We will begin our tackle tips with your rod, as it is rather central to your equipment inventory.
So many times when you get home from a trip where you took several three or four piece rods. you will find that you are unable to identify which section goes with which.
A great tip is to put a little dab of different colored paint, the kind model builders use. at the ends of each section will serve well to identify which section fits with which.
Putting a multi-piece rod together correctly.
Almost every fisherman has at one time or another experienced the rod tip falling off while casting.
This is due to using improper techniques when assembling the rod. Many hold the rod pieces at eye-level and line up the guides then shove the two pieces together.
Try this tackle tip. Position the rod sections so that the guides are about 90 degrees offset, then as the the sections are mated, twist the tip section such that as they come together, the guides are lined up properly.

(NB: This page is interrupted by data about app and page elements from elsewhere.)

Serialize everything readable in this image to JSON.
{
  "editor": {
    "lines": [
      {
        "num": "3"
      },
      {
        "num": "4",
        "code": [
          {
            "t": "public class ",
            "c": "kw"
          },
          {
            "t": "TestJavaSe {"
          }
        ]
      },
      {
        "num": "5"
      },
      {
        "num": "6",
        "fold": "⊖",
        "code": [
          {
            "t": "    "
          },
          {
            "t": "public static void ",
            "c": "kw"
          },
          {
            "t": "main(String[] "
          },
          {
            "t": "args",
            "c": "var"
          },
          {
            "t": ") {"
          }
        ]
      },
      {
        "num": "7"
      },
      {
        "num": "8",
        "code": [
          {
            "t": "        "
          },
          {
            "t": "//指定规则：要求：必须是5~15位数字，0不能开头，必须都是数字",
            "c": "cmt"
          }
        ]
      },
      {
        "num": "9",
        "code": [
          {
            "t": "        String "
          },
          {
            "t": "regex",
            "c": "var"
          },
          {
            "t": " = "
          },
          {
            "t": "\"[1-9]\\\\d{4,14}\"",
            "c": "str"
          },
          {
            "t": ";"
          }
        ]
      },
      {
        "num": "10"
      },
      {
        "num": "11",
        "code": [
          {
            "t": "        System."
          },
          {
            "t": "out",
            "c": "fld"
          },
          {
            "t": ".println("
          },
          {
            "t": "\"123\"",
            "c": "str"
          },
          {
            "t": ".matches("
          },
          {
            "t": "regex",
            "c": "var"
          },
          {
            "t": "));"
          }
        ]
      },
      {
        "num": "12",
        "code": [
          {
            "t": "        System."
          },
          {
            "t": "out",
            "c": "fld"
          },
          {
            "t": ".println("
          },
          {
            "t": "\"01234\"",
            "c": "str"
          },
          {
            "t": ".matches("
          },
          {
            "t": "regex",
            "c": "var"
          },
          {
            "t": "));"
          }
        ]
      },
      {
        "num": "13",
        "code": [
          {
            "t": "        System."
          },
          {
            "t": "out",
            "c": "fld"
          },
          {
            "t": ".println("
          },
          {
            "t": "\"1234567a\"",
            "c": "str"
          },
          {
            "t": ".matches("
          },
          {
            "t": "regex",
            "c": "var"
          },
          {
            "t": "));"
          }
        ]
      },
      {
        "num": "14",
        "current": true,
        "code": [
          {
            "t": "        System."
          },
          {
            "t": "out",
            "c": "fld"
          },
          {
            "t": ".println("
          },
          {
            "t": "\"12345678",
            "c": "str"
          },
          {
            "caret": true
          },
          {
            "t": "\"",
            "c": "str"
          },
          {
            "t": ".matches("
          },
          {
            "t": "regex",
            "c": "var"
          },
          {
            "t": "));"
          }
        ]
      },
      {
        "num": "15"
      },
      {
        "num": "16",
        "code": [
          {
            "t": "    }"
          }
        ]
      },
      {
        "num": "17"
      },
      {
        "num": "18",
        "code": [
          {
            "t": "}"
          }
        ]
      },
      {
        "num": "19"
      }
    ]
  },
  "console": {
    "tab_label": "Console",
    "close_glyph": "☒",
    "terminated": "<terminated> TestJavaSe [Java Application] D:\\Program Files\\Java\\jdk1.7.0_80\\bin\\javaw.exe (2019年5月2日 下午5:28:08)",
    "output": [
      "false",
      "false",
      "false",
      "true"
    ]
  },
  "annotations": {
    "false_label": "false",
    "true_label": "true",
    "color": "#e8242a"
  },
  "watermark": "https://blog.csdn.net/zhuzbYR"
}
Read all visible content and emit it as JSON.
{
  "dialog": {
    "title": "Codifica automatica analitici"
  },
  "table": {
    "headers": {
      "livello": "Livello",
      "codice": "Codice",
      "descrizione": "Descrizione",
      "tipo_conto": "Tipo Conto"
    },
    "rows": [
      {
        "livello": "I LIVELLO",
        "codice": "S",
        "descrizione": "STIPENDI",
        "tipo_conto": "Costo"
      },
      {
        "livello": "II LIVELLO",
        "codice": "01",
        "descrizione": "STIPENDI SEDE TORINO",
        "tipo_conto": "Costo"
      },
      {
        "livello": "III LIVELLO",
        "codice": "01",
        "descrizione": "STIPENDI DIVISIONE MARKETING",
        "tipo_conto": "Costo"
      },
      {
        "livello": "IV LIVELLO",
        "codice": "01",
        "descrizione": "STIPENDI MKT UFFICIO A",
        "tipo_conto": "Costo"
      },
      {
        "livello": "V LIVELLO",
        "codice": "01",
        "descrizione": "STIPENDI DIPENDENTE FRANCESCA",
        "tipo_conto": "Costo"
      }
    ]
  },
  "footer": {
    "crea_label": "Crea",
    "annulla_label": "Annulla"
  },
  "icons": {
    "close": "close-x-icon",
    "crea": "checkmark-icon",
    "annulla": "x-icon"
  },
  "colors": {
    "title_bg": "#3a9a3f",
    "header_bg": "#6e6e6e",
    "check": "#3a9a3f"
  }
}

This twisting action insures that they will not separate during use.
Lubricating Rod Ferrules
Rod tips can come off during casting for another reason. When the male section becomes very dry, the tip will work itself free and continually fall off.
The male sections should be lubricated from time to time. Some use paraffin, but it soon wears off. Beeswax is also sometimes used for this task, but tends to be oily and pick up dirt which can crack the ferrule.
Our tip is to use a candle with just enough wax to lube well and not be too tacky. A common solution is to use a birthday cake candle and rub a small amount on the male section of the ferrule from time to time.
Checking the Guides
Ceramic rod guides can get chipped or develop small cracks, which are too small to detect. Such damage can really chew up a fly line so checking for even the tiniest chips or cracks can be critical.
Our tackle tip is draw a Q-Tip thru it. The soft material on the Q-Tip will snag on any cracks or chips.
Rod Reel Seats
Most fly rods use one of two different type of reel seats. The “down-locking” type, and the “up-locking” type.
The ‘down-locking reel seat requires the reel mount be inserted downward into the seat and the tightening rings are screwed downward to hold it in place.
The “up-locking” type works just the opposite, with the tightening rings being screwed up from the rod butt to seat the reel.
A good tackle tip is to use the ‘up-locking’ style so that it leaves a short rod butt with which you will have an extended leverage point for fighting those bigger fish, and more importantly, your hands won’t tend to loosen the locking ring when casting.
The most common method of transporting fly rods is to break them down into sections and load them into a hard tube. There are times when you you will find one of the snake guides of your rod is loose after being stored in a rod tube.
The cause for such damage comes from improperly placing the rod in the transport tube. When you drop a section into the tube, the guides may catch on the tube lip, or on the guides of previously loaded rod sections. A good tackle tip is when placing rod sections in a transport tube, be sure to store the sections in a rod bag, then lower the rod gently into the tube without dropping them.
Traveling With Your Rod/s and Equipment
Modern rods are now designed to be broken down into 3 or 4 sections, allowing for shorter rod cases. This in turn allows for taking your rods aboard an airplane as carry-on luggage, so that your tackle will arrive when you do.
A common-sense tip is to select a carrying case that allows for carrying several rods AND reels AND the rest of your tackle. Keeping it together will insure when you arrive, your tackle arrives with you.
How To Carry Your Rod In The Woods
By now, you most likely have learned that carrying your rods in the bush or through the woods most likely will result in a broken rod tip. To avoid this little outing-spoiler, carry your rod with the tip pointing rearwards.
But, even this tackle tip may not completely solve the problem of snagged lines or damage to your rod. To avoid snagging your line in bushes and tree branches, pull off enough line and leader that you can put a hook into a guide two or three inches back from the tip. Then bring the leader back and around the handle of the rod just behind the reel. This will result in the leader lying flat along the rod. Wind in the excess line and you are good to